Throwback Thursday:

I’ve been a big Tedeschi-Trucks Band fan since before their break-out album, Revelator, and I came across a video of a performance which may have been what originally turned up my radar on them, very high.

Here they perform Eric Clapton’s song “Anyday” from the iconic Derek and the Dominos Layla album. Susan Tedeschi, then a sparkling and blazingly soulful redhead, shares lead vocals with the band’s lead and back-up singer and songwriter Mike Mattison. The searing guitar solos are, of course, by Susan’s musical and life mate, Derek Trucks

The performance is from Eric Clapton’s Crossroads Guitar Festival 2007. I first saw this from the video concert of that festival and, playing it cranked up, this was a powerhouse. There is something incredibly infectious about the band’s performance and that’s heartily evident when you see Clapton himself, on side stage, singing along with gusto to one of the lines. A few moments later. you see the festival’s emcee, comedian Bill Murray, who appears pretty knocked out by the music.

I think you might be too, and if you’re familiar with this, I hope it’s as enjoyable of a revisit as it was from me today.

“You believe in me, like I believe in you-hooooo!”

Regarding the self-caricature as my latest blog cover image

I explained the genesis and story of this drawing in a recent blog but I decided to make it my current blog header image because the Facebook posting of it was well-received. Plus, it may be the only depiction of me as a writer in action, aside from the shot of me interviewing singer Asha Puthli, from a few years later (below).

The drawing caricatures me in the 1980s when I was writing for The Milwaukee Journal (and freelancing for Down Beat, the occasion of the photo with Asha) but looking for a full-time newspaper staff position, thus I created this drawing as a catchy job-pitch stationary header.

As I remain an arts & entertainment writer, the 1980s images remain apt, if graced — more than baggaged — I hope, by time.

What’s happening? The dazzling new/old Bradley Symphony Center

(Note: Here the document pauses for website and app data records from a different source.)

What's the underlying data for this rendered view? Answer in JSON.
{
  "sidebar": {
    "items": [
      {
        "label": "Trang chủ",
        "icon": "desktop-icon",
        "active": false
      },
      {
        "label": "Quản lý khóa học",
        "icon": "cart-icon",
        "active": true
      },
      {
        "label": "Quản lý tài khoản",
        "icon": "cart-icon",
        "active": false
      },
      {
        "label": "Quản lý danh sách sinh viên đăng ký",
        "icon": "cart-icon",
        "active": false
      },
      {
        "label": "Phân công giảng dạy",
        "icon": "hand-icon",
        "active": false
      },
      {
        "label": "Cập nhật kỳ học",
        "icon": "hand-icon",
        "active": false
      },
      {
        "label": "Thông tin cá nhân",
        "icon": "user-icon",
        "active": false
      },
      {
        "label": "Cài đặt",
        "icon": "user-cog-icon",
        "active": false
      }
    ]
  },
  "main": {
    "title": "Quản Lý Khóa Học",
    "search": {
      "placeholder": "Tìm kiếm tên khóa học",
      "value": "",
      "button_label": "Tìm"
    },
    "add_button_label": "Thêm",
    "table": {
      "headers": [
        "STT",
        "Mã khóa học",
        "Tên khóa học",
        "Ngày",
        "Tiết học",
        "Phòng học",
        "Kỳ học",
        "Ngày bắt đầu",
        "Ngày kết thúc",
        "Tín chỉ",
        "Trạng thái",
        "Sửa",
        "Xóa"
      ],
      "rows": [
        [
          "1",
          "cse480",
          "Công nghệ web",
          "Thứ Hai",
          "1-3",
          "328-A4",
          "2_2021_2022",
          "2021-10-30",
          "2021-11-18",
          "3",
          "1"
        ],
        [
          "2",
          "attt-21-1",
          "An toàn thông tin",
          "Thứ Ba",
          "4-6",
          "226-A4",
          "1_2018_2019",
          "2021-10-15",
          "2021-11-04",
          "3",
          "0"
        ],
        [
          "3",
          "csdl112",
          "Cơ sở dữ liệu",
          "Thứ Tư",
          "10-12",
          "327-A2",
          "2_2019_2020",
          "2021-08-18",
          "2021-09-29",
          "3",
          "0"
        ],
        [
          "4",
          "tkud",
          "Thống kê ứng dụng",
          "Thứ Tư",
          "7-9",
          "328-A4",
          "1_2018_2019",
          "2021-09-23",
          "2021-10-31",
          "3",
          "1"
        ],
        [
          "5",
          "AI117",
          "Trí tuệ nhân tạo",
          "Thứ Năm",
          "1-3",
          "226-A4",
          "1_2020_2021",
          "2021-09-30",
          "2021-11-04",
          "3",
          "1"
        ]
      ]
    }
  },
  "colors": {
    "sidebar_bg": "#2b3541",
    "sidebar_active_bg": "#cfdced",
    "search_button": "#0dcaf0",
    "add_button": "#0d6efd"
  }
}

This is what’s happening with downtown culture right now. The Milwaukee Symphony Orchestra unveiled its long-anticipated new home the Bradley Symphony Center. The venue, dripping with sumptuous art deco adornments, has morphed like a grand monarch butterfly, from the 1920s Warner Theater, perhaps the grandest of the city’s “movie palaces.”

My article in The Shepherd Express, actually scooped my old employer, The Milwaukee Journal-Sentinel, which published a story today, but I’m a bit slow posting mine on my blog.

Here it is, along with a few additional photos all taken by Ann K. Peterson, including the ones in the Shep Ex article, credited incorrectly to me:

https://shepherdexpress.com/culture/ae-feature/bradley-symphony-center-gives-mso-a-gorgeous-new-home/

A huge Tiffany-style lamp illuminates the Bradley concert hall

Elaboratelow-releifonamentationcharacterizestherenoatedorchetrahall

Elaborate ornamentation characterizes the renovated orchestra hall (above and below).

Bucolic murals enliven the hall’s walls.